Data excerpts below:
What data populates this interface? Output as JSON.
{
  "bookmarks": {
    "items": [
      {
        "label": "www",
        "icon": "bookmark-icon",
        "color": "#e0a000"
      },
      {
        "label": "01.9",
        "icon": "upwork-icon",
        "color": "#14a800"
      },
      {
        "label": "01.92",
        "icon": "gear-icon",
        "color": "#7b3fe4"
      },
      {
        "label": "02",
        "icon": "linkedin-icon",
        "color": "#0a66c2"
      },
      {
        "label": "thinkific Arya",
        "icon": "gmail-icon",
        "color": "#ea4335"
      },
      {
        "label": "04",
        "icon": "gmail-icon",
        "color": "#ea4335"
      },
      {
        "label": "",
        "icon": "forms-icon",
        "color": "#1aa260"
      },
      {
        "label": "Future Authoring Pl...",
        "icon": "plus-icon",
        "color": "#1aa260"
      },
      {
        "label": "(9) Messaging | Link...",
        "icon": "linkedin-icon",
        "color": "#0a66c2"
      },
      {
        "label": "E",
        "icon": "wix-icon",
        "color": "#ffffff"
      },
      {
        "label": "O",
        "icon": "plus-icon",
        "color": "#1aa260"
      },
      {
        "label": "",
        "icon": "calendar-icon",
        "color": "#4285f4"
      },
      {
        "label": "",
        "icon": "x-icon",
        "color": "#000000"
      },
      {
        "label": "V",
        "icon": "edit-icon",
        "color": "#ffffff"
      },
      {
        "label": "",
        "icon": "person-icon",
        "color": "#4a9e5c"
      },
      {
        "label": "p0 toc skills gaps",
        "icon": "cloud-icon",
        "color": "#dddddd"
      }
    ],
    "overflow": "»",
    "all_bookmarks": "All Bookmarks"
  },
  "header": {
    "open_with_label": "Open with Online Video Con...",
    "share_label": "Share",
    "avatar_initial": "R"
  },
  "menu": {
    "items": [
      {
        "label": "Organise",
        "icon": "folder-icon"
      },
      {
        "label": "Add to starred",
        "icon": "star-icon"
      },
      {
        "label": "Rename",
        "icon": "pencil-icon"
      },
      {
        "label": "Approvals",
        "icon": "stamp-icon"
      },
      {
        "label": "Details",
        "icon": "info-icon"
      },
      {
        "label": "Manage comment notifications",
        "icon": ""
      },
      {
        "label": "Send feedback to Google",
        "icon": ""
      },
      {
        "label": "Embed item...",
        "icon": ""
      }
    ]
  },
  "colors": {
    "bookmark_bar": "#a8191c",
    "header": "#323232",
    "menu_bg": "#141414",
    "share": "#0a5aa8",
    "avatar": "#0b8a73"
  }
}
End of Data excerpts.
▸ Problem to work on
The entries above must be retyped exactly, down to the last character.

▸ Written response
What data populates this interface? Output as JSON.
{
  "bookmarks": {
    "items": [
      {
        "label": "www",
        "icon": "bookmark-icon",
        "color": "#e0a000"
      },
      {
        "label": "01.9",
        "icon": "upwork-icon",
        "color": "#14a800"
      },
      {
        "label": "01.92",
        "icon": "gear-icon",
        "color": "#7b3fe4"
      },
      {
        "label": "02",
        "icon": "linkedin-icon",
        "color": "#0a66c2"
      },
      {
        "label": "thinkific Arya",
        "icon": "gmail-icon",
        "color": "#ea4335"
      },
      {
        "label": "04",
        "icon": "gmail-icon",
        "color": "#ea4335"
      },
      {
        "label": "",
        "icon": "forms-icon",
        "color": "#1aa260"
      },
      {
        "label": "Future Authoring Pl...",
        "icon": "plus-icon",
        "color": "#1aa260"
      },
      {
        "label": "(9) Messaging | Link...",
        "icon": "linkedin-icon",
        "color": "#0a66c2"
      },
      {
        "label": "E",
        "icon": "wix-icon",
        "color": "#ffffff"
      },
      {
        "label": "O",
        "icon": "plus-icon",
        "color": "#1aa260"
      },
      {
        "label": "",
        "icon": "calendar-icon",
        "color": "#4285f4"
      },
      {
        "label": "",
        "icon": "x-icon",
        "color": "#000000"
      },
      {
        "label": "V",
        "icon": "edit-icon",
        "color": "#ffffff"
      },
      {
        "label": "",
        "icon": "person-icon",
        "color": "#4a9e5c"
      },
      {
        "label": "p0 toc skills gaps",
        "icon": "cloud-icon",
        "color": "#dddddd"
      }
    ],
    "overflow": "»",
    "all_bookmarks": "All Bookmarks"
  },
  "header": {
    "open_with_label": "Open with Online Video Con...",
    "share_label": "Share",
    "avatar_initial": "R"
  },
  "menu": {
    "items": [
      {
        "label": "Organise",
        "icon": "folder-icon"
      },
      {
        "label": "Add to starred",
        "icon": "star-icon"
      },
      {
        "label": "Rename",
        "icon": "pencil-icon"
      },
      {
        "label": "Approvals",
        "icon": "stamp-icon"
      },
      {
        "label": "Details",
        "icon": "info-icon"
      },
      {
        "label": "Manage comment notifications",
        "icon": ""
      },
      {
        "label": "Send feedback to Google",
        "icon": ""
      },
      {
        "label": "Embed item...",
        "icon": ""
      }
    ]
  },
  "colors": {
    "bookmark_bar": "#a8191c",
    "header": "#323232",
    "menu_bg": "#141414",
    "share": "#0a5aa8",
    "avatar": "#0b8a73"
  }
}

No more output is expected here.